In depth: late Renaissance
Time: 10:30 - 13:00
This course will be delivered online. See the ‘What is the course about?’ section in course details for more information.
This course has now started
Course Code: VB815
Duration: 11 sessions (over 11 weeks)
What is the course about?
The study of Renaissance art is traditionally divided into three phases: Early, High, and Late Renaissance. The development of the Early Renaissance style is generally linked to Florence at the beginning of the 15th century, but in recent years the impact of the work of Flemish artists on Italian art has also come to be recognised. In this course, we will look at how ideas spread from Northern Italy and Western Europe and vice-versa.
This course looks at painting, sculpture, architecture and the decorative arts in Italy and northern Europe from the late fifteenth century to the last quarter of the sixteenth century. It aims to place key artworks into their historical context, in order to appreciate their complex social, religious and political functions and to look at artist’s processes and techniques, and patronage.
This is a live online course. You will need:
- Internet connection. The classes work best with Chrome.

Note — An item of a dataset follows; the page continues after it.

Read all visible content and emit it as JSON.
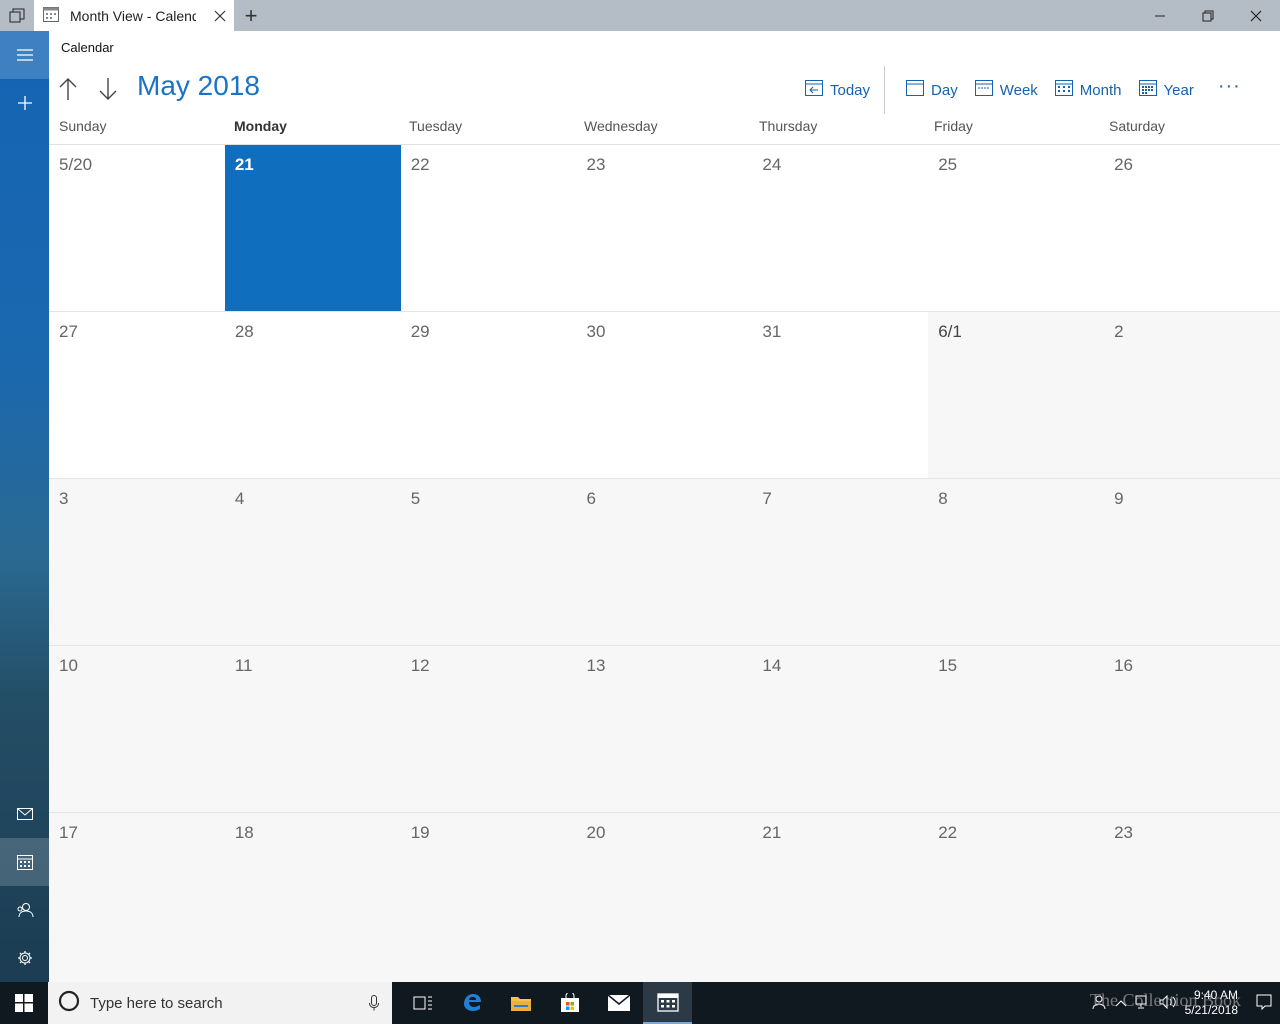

- A computer with microphone and camera is best (e.g. a PC/laptop/iMac/MacBook), or a tablet/iPad/smart phone/iPhone if you don't have a computer.

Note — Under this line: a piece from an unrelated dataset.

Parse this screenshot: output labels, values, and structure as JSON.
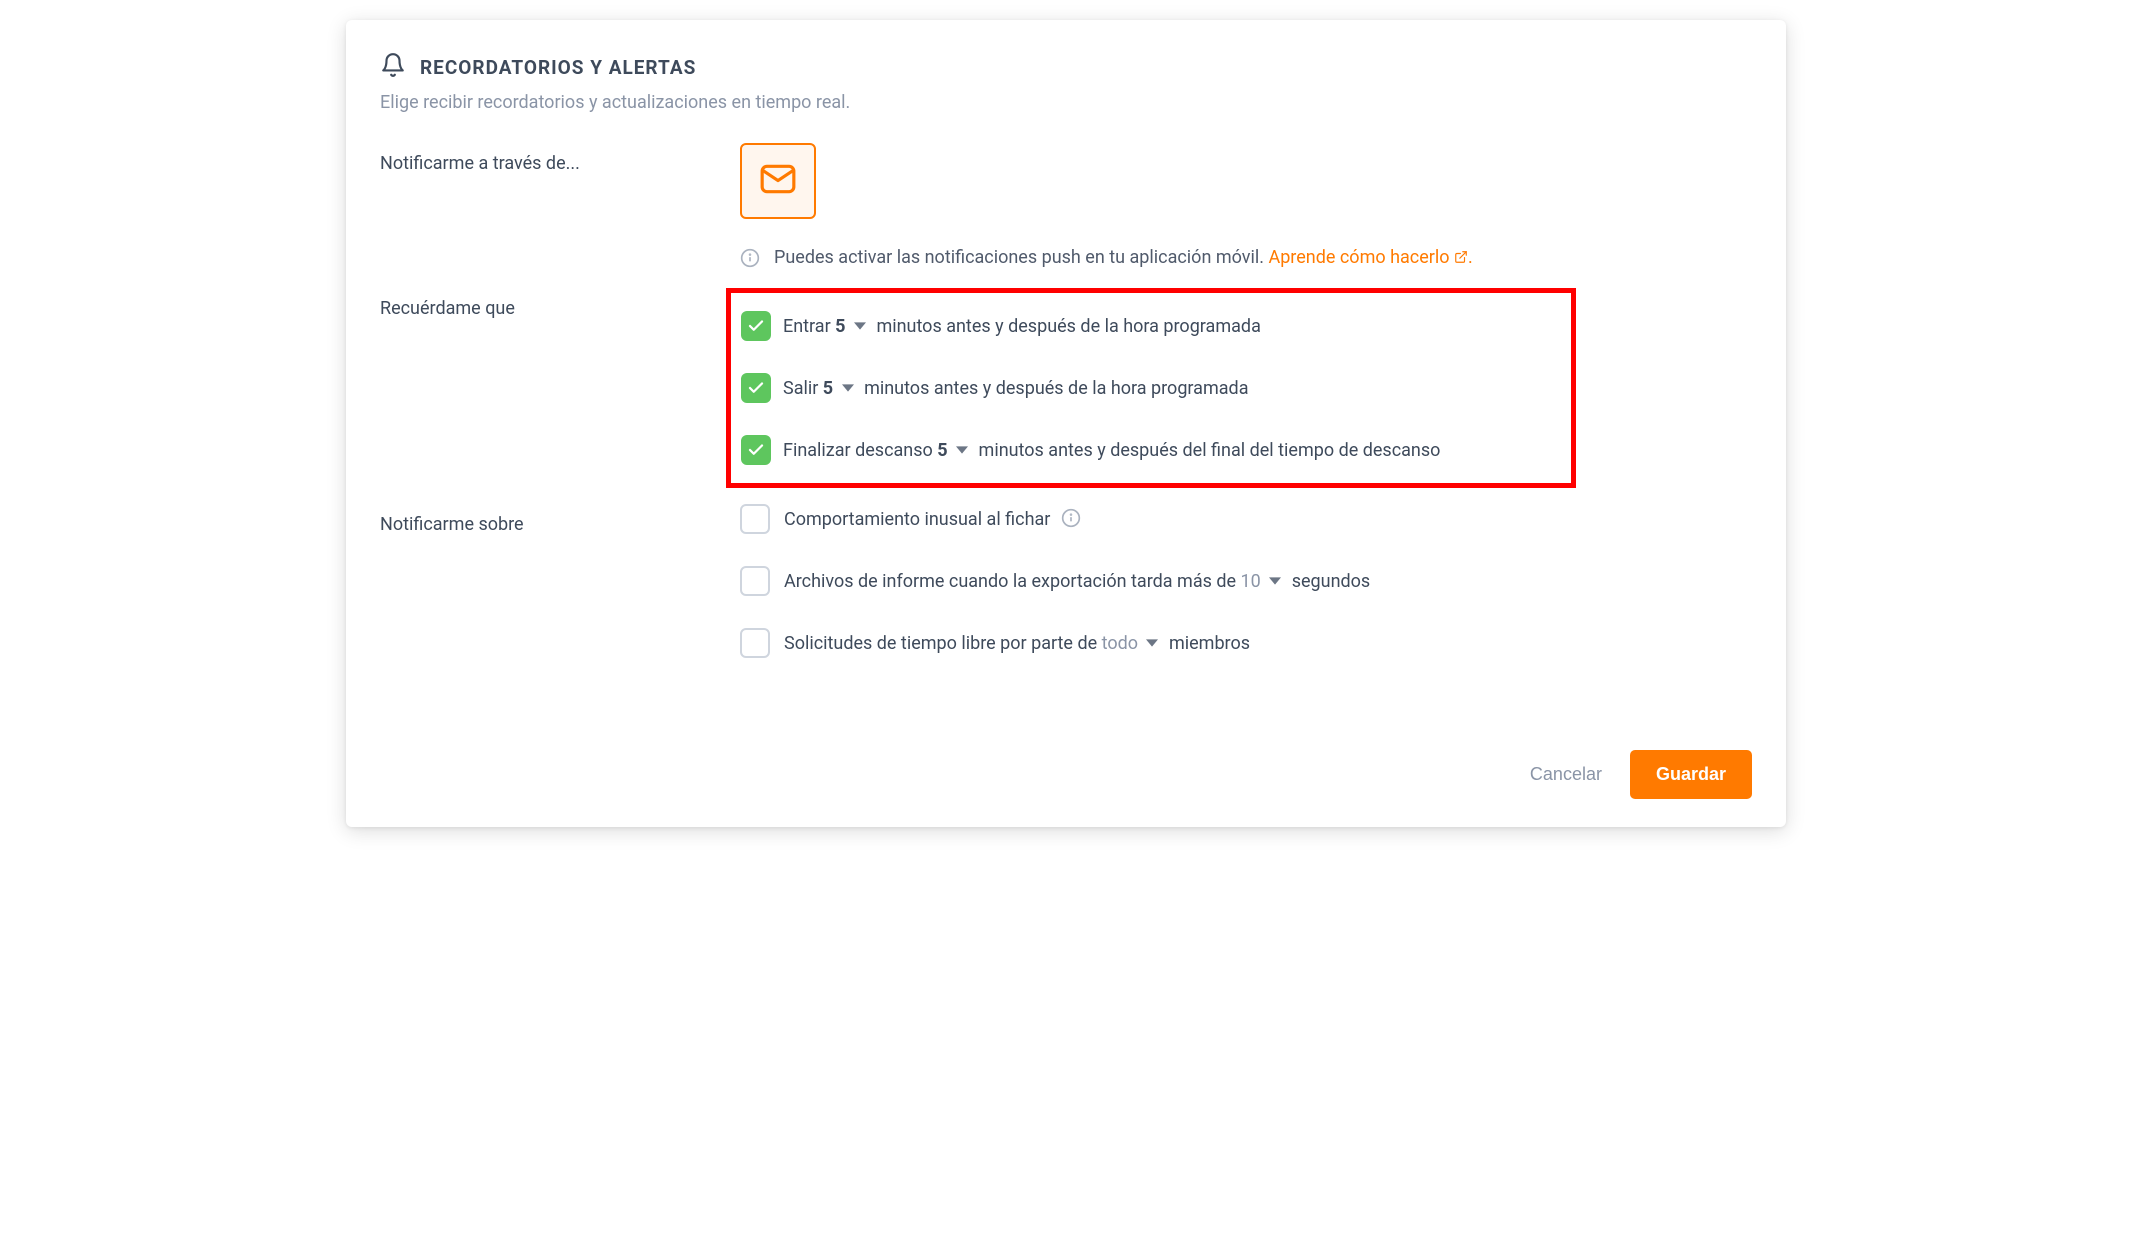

We will contact you with joining instructions before your course starts.
What will we cover?
• The High Renaissance
• Late Renaissance Mannerism
• The importance of patronage in the history of Renaissance art.
What will I achieve?
By the end of this course you should be able to...
• Describe two key differences between High and Late Renaissance Mannerist paintings and identify at least three key works of art from each period and at least three artists
• Identify key patrons and describe their contributions to the Renaissance
• Analyse key works and participate in discussions about them.
What level is the course and do I need any particular skills?
This course is suitable for all levels. Ideally you will have done VB464 - In depth: Early Renaissance first, but this is not mandatory.
You should be able to follow simple written and verbal instructions, demonstrations, hand-outs and health and safety information, and will be invited to take part in group discussion.
How will I be taught, and will there be any work outside the class?
You will be taught online with slide presentations and group discussions. Handouts will be provided by your tutor to support your learning on the course; these handouts will be available online/digitally for download, not printed out for you.
Are there any other costs? Is there anything I need to bring?
You might wish to purchase a notebook for taking notes. You might wish to buy some of the books on any reading list provided.
When I've finished, what course can I do next?
You might be interested in:
VB131 - Italian Renaissance drawing: design, form and function.
Julia Musgrave got her first degree in Chemical Engineering and went on become a Chartered Information Systems Engineer and IT project manager. In 2008 she decided that life was too short for just one career and decided to become an art historian. She has a Graduate Diploma in the History of Art from the Courtauld Institute of Art and an MLitt in ‘Art, Style and Design: Renaissance to Modernism, c.1450 – c.1930’ from the University of Glasgow. She is currently working towards her Ph.D. at the University of York where she is researching the development of the Contemporary Art Society from 1910 to 1937. She is Art History course co-ordinator at City Lit, Co-Director of the London Art Salon and an accredited Arts Society lecturer.
Please note: We reserve the right to change our tutors from those advertised. This happens rarely, but if it does, we are unable to refund fees due to this. Our tutors may have different teaching styles; however we guarantee a consistent quality of teaching in all our courses.